Stan can take some advantage of owner Nine's existing skills in drama, but those shouldn't be overestimated. Nine often only meets Australian content quotas for dramas by counting shows it purchases from New Zealand (which is allowed under the quota rules but does nothing for Australian actors and crews). If Stan ends up producing 30 new shows a year, that will be a big increase in Nine's output.
But all this is not just about being nice to the local industry. Producing more original shows is an essential move for Stan's survival.
No question, Stan is doing well in a competitive market. The latest data from Telsyte says Stan has 2.1 million subscribers as of June 2020, which makes it the second-biggest paid streaming service in Australia. Number one, unsurprisingly, is Netflix, which has 5.6 million subscribers.

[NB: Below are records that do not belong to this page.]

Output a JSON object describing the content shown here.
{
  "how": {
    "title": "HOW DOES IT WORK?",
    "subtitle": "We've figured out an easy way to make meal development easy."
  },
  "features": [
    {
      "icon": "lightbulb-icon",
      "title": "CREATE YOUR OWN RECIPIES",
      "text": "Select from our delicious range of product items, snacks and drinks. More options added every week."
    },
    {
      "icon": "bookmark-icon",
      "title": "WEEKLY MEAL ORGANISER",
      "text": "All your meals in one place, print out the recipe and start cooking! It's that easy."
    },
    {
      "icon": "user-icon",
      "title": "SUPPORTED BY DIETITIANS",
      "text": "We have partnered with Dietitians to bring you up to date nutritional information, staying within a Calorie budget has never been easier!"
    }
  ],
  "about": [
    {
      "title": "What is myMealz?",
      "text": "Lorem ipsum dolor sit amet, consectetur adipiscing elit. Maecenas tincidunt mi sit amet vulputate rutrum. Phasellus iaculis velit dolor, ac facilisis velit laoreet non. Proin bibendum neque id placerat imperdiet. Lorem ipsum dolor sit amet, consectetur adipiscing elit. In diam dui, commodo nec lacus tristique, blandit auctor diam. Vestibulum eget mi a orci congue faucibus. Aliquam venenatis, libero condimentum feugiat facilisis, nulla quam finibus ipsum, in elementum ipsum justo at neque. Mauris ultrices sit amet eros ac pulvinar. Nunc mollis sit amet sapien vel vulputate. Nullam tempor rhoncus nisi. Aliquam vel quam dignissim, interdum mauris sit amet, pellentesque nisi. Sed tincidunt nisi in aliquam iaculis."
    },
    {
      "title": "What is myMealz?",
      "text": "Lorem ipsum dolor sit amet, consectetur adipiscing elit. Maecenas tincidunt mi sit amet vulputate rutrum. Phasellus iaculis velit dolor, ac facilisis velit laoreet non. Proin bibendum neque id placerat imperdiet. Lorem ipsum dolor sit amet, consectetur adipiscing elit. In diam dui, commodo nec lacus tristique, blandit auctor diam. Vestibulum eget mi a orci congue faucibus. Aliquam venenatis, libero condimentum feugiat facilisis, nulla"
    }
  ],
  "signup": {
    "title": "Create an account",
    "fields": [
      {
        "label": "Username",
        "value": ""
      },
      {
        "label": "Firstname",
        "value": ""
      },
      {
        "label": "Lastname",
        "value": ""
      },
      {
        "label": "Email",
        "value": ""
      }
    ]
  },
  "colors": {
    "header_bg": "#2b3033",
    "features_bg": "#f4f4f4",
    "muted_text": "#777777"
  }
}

Amazon has benefitted from the coronavirus pandemic, Telsyste says. Customers are signing up to Amazon Prime to take advantage of free home delivery, and getting the video service as an added extra.
The real issue for Stan though, is that its access to unique programming from other sources is shrinking. For instance, offering classic sitcom Friends has long been a selling point. Stan even sent the Central Perk couch on an Australian promotional tour in 2019.
However, come September, Friends is moving onto Netflix Australia, BINGE and Foxtel Now. BINGE is too new for us to have clear subscriber numbers, but its partnership with Foxtel also means it has a healthy bunch of international shows to offer.
Similarly, Stan has long relied on its partnership with Showtime to pump up its roster of originals. However, Showtime is owned by ViacomCBS, which is planning a renewed push into the Australian market through Ten, which it now owns. 10 All Access will be relaunching in 2021, and Showtime content is likely to be a key feature.
Streaming is the new normal. Finder's Consumer Sentiment Tracker shows that 93% of us stream video content at home. But that doesn't mean every streaming service will prosper.
To survive, streaming services need both well-known "classic" library programming, and buzzy new original shows that audiences feel compelled to watch as soon as they launch. As its library of older shows shrinks, Stan will need its new originals to be big hits.
I wouldn't want to predict what the Australian streaming market will look like in five years. But we're certainly spoiled for choice right now.
Not sure what to watch next? Compare streaming services in Australia to see what's out there, and learn how you can use the Finder app to work out if you're paying for services you don't actually watch.